National product: GDP - purchasing power parity - $15.8 billion (1994 est.)

National product real growth rate: 8.5% (1994 est.)

National product per capita: $4,360 (1994 est.)

Inflation rate (consumer prices): 12% (1994 est.)

Unemployment rate: 35% (1993 est.)

revenues: $1.4 billion
expenditures: $3.2 billion (1994 est.)

Exports: $925 million (f.o.b., 1993 est.)
commodities: agricultural products, chemicals, textiles, precious and semiprecious metals and jewelry, metals and metal products
partners: Saudi Arabia 21%, Switzerland 9.5%, Jordan 6%, Kuwait 12%, US 5%

Imports: $4.1 billion (c.i.f., 1993 est.)
commodities: consumer goods, machinery and transport equipment, petroleum products
partners: Italy 14%, France 12%, US 6%, Turkey 5%, Saudi Arabia 3%

External debt: $765 million (1994 est.)

Industrial production: growth rate 25% (1993 est.)

capacity: 1,220,000 kW
production: 2.5 billion kWh
consumption per capita: 676 kWh (1993)

Industries: banking, food processing, textiles, cement, oil refining, chemicals, jewelry, some metal fabricating

Agriculture: principal products - citrus fruits, vegetables, potatoes, olives, tobacco, hemp (hashish), sheep, goats; not self-sufficient in grain

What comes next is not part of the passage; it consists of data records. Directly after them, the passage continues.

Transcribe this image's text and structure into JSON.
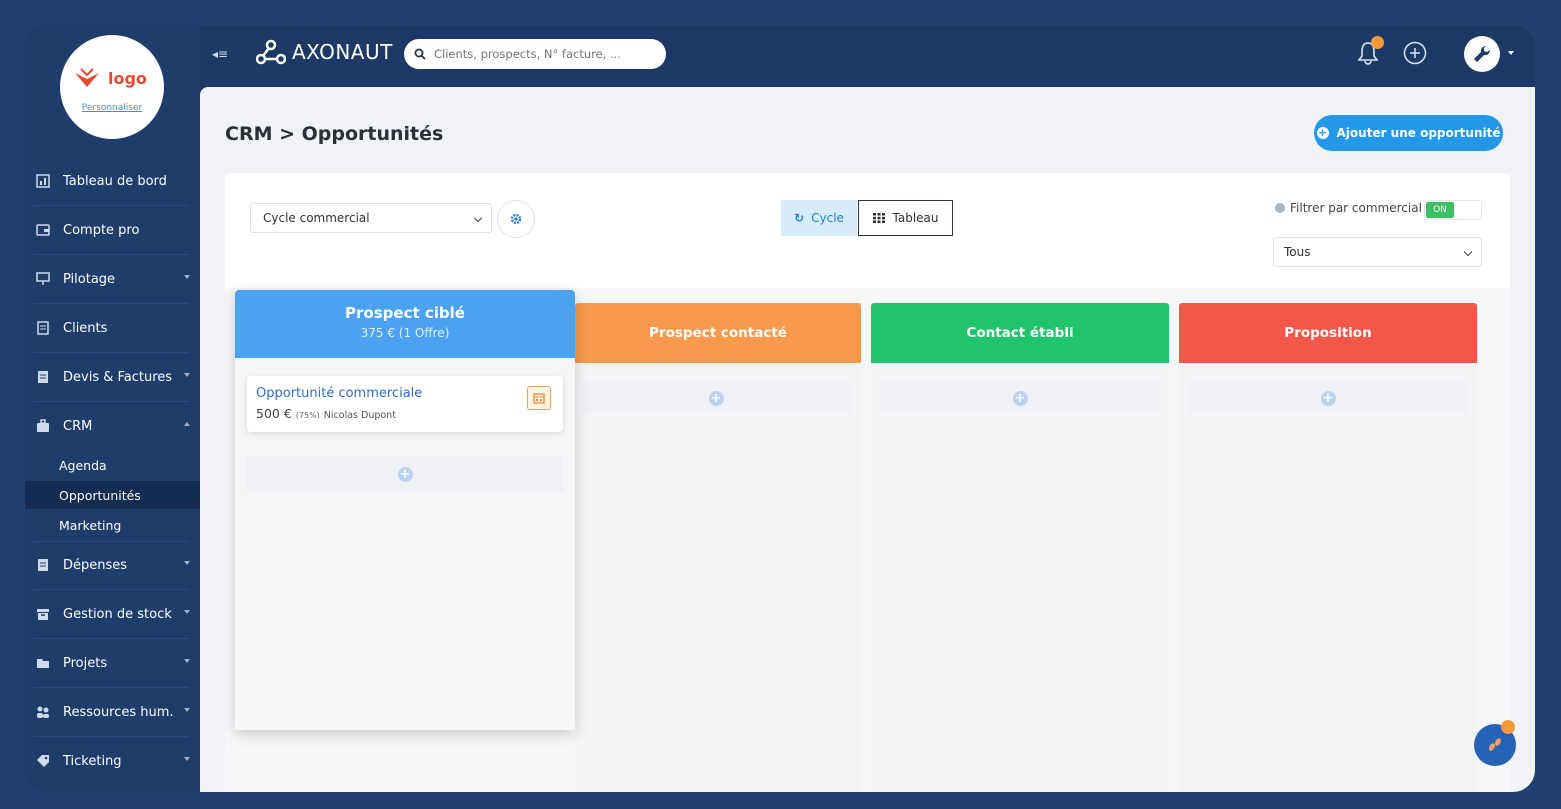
{
  "sidebar": {
    "logo_text": "logo",
    "logo_link": "Personnaliser",
    "items": [
      {
        "label": "Tableau de bord"
      },
      {
        "label": "Compte pro"
      },
      {
        "label": "Pilotage"
      },
      {
        "label": "Clients"
      },
      {
        "label": "Devis & Factures"
      },
      {
        "label": "CRM"
      },
      {
        "label": "Dépenses"
      },
      {
        "label": "Gestion de stock"
      },
      {
        "label": "Projets"
      },
      {
        "label": "Ressources hum."
      },
      {
        "label": "Ticketing"
      }
    ],
    "crm_sub": [
      {
        "label": "Agenda"
      },
      {
        "label": "Opportunités"
      },
      {
        "label": "Marketing"
      }
    ]
  },
  "topbar": {
    "brand": "AXONAUT",
    "search_placeholder": "Clients, prospects, N° facture, ..."
  },
  "page": {
    "title": "CRM > Opportunités",
    "add_button": "Ajouter une opportunité"
  },
  "toolbar": {
    "cycle_select": "Cycle commercial",
    "view_cycle": "Cycle",
    "view_table": "Tableau",
    "filter_label": "Filtrer par commercial",
    "switch_state": "ON",
    "salesperson_select": "Tous"
  },
  "columns": [
    {
      "title": "Prospect ciblé",
      "summary": "375 € (1 Offre)",
      "color": "#4ba1f2"
    },
    {
      "title": "Prospect contacté",
      "color": "#f79a4e"
    },
    {
      "title": "Contact établi",
      "color": "#1fc46d"
    },
    {
      "title": "Proposition",
      "color": "#f2574a"
    }
  ],
  "card": {
    "title": "Opportunité commerciale",
    "amount": "500 €",
    "probability": "(75%)",
    "owner": "Nicolas Dupont"
  },
  "colors": {
    "accent": "#2397ea",
    "sidebar_bg": "#1f3d6b",
    "active_item_bg": "#142c52"
  }
}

Illicit drugs: illicit producer of hashish and heroin for the international drug trade; hashish production is shipped to Western Europe, the Middle East, and North and South America; increasingly a key locus of cocaine processing and trafficking; a Lebanese/Syrian 1994 eradication campaign eliminated the opium crop and caused a 50% decrease in the cannabis crop

Economic aid: the government estimates that it has received $1.7 billion in aid and has an additional $725 million in commitments to support its $3 billion National Emergency Recovery Program

Currency: 1 Lebanese pound (#L) = 100 piasters

Exchange rates: Lebanese pounds (#L) per US$1 - 1,644.6 (January 1995), 1,680.1 (1994), 1,741.4 (1993), 1,712.8 (1992), 928.23 (1991), 695.09 (1990)

Fiscal year: calendar year


total: 222 km
standard gauge: 222 km 1.435-m
note: system in disrepair, considered inoperable

total: 7,300 km
paved: 6,200 km
unpaved: gravel 450 km; improved earth 650 km

Pipelines: crude oil 72 km (none in operation)

Ports: Al Batrun, Al Mina, An Naqurah, Antilyas, Az Zahrani, Beirut, Jubayl, Juniyah, Shikka Jadidah, Sidon, Tripoli, Tyre

Merchant marine:
total: 64 ships (1,000 GRT or over) totaling 260,383 GRT/381,937 DWT
ships by type: bulk 4, cargo 41, chemical tanker 1, combination bulk 1, combination ore/oil 1, container 2, livestock carrier 6, refrigerated cargo 3, roll-on/roll-off cargo 2, specialized tanker 1, vehicle carrier 2

total: 9
with paved runways over 3,047 m: 1
with paved runways 2,438 to 3,047 m: 2
with paved runways 1,524 to 2,437 m: 2
with paved runways 914 to 1,523 m: 1
with paved runways under 914 m: 2
with unpaved runways 914 to 1,523 m: 1


Telephone system: 325,000 telephones; 95 telephones/1,000 persons; telecommunications system severely damaged by civil war; rebuilding still underway
local: NA
intercity: primarily microwave radio relay and cable
international: 2 INTELSAT (1 Indian Ocean and 1 Atlantic Ocean) earth stations (erratic operations); coaxial cable to Syria; microwave radio relay to Syria but inoperable beyond Syria to Jordan; 3 submarine coaxial cables

broadcast stations: AM 5, FM 3, shortwave 0; note - numerous AM and FM stations are operated sporadically by various factions
radios: NA

broadcast stations: 13
televisions: NA

Defense Forces

Branches: Lebanese Armed Forces (LAF; includes Army, Navy, and Air Force)

Manpower availability: males age 15-49 857,698; males fit for military service 533,640 (1995 est.)

Defense expenditures: exchange rate conversion - $278 million, 5.5% of GDP (1994)